While provincial wisdom says poems are not for adapting into movies and corpses are not for fucking, James Franco challenged both of these presumptions with “Herbert White,” a short film he made when he was still just an ordinary, everyday student who could call in a favor from Michael Shannon at NYU. Franco shared his short with Vice by way of previewing his Cormac McCarthy adaptation Child Of God, as an example of his previous attempts at bringing literature to the screen. Granted, you may have already seen Franco bring literature to the screen with his adaptation of Faulkner’s As I Lay Dying. However, we can all agree that, for all its creative liberties, no one fucked any corpses in that.
“Herbert White,” on the other hand, is adapted from Frank Bidart’s poem of the same name, and it provides a disturbing glimpse into the mind and makeup of a necrophiliac child-murderer. As such, it has corpse-fucking in spades—a character’s secret shame that Franco, continuing along his usual themes, sees as an expression of the “tension” between public and private life. Indeed, in his discussion of the film with collaborator Matt Rager, Franco even follows this into a tangent about Tom Cruise’s couch-jumping on Oprah and the artificiality of talk shows, which similarly hide their guests’ metaphorical corpse-fucking behind the guise of manufactured celebrity image. Such is the overarching thesis of James Franco.
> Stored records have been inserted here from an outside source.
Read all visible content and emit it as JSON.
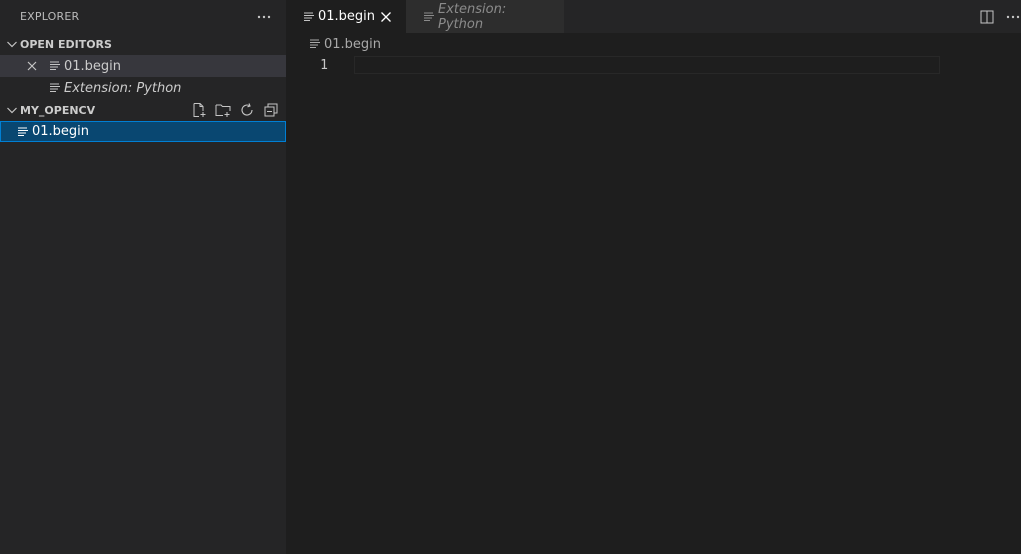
{
  "sidebar": {
    "title": "EXPLORER",
    "more_label": "···",
    "open_editors": {
      "header": "OPEN EDITORS",
      "items": [
        {
          "label": "01.begin",
          "italic": false,
          "has_close": true
        },
        {
          "label": "Extension: Python",
          "italic": true,
          "has_close": false
        }
      ]
    },
    "workspace": {
      "header": "MY_OPENCV",
      "actions": [
        "new-file-icon",
        "new-folder-icon",
        "refresh-icon",
        "collapse-all-icon"
      ],
      "files": [
        {
          "label": "01.begin"
        }
      ]
    }
  },
  "editor": {
    "tabs": [
      {
        "label": "01.begin",
        "active": true
      },
      {
        "label": "Extension: Python",
        "active": false
      }
    ],
    "actions": [
      "split-editor-icon",
      "more-actions-icon"
    ],
    "more_label": "···",
    "breadcrumb": "01.begin",
    "lines": [
      {
        "number": "1",
        "text": ""
      }
    ]
  },
  "colors": {
    "sidebar_bg": "#252526",
    "editor_bg": "#1e1e1e",
    "selection_bg": "#094771",
    "selection_border": "#007fd4",
    "active_row_bg": "#37373d"
  }
}
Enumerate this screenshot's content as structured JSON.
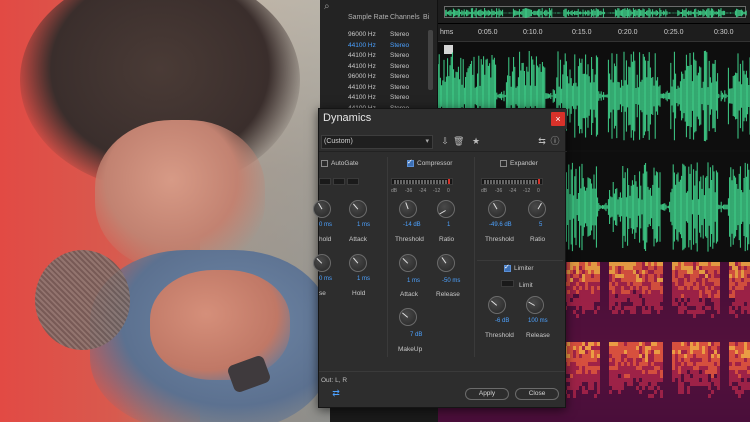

Of course, those who watch the 15-minute “Herbert White”—which mostly consists of scenes of Shannon working as a logger (“They embody the monstrous side of Herbert without having to show the character being monstrous,” Franco says) and driving around in circles while cursing and making weird noises to himself (“I was in the back with my DP. We were both pinching each other because the scene was so intense,” Franco shares)—might wonder when they’re gonna get to the corpse-fucking. But these viewers should have faith that Franco knows when and where to employ his symbolic money shots—and more importantly, when he regrettably has to leave them out:
In the poem, there are significant sections that deal with young Herbert, including his first experience with death. Young Herbert kills a goat on accident, while trying to have sex with it, when it strangles itself at the end of its tether in an attempt to get away from him. Herbert takes his mother’s notion that “Man’s spunk is the salt of the earth, it makes things grow” literally and tries to bring the goat back to life by masturbating on its corpse. But his spunk does not make things grow. This is an interesting and comedic episode in the poem because it ties sex, death, and the parents’ struggle all together in young Herbert’s mind. But putting it on film would be difficult. The image of a boy fucking a goat is hard to swallow. It would put an audience off and I wanted to save the most horrifying image for the end of the film.
Instead, audiences are left with the more palatable image of Shannon grunting in mid-coitus over a bloodied corpse, thus freeing the scene of a boy masturbating onto the body of a goat he accidentally killed while trying to have sex with it for some other, future Franco project on the nature of artistic sacrifice.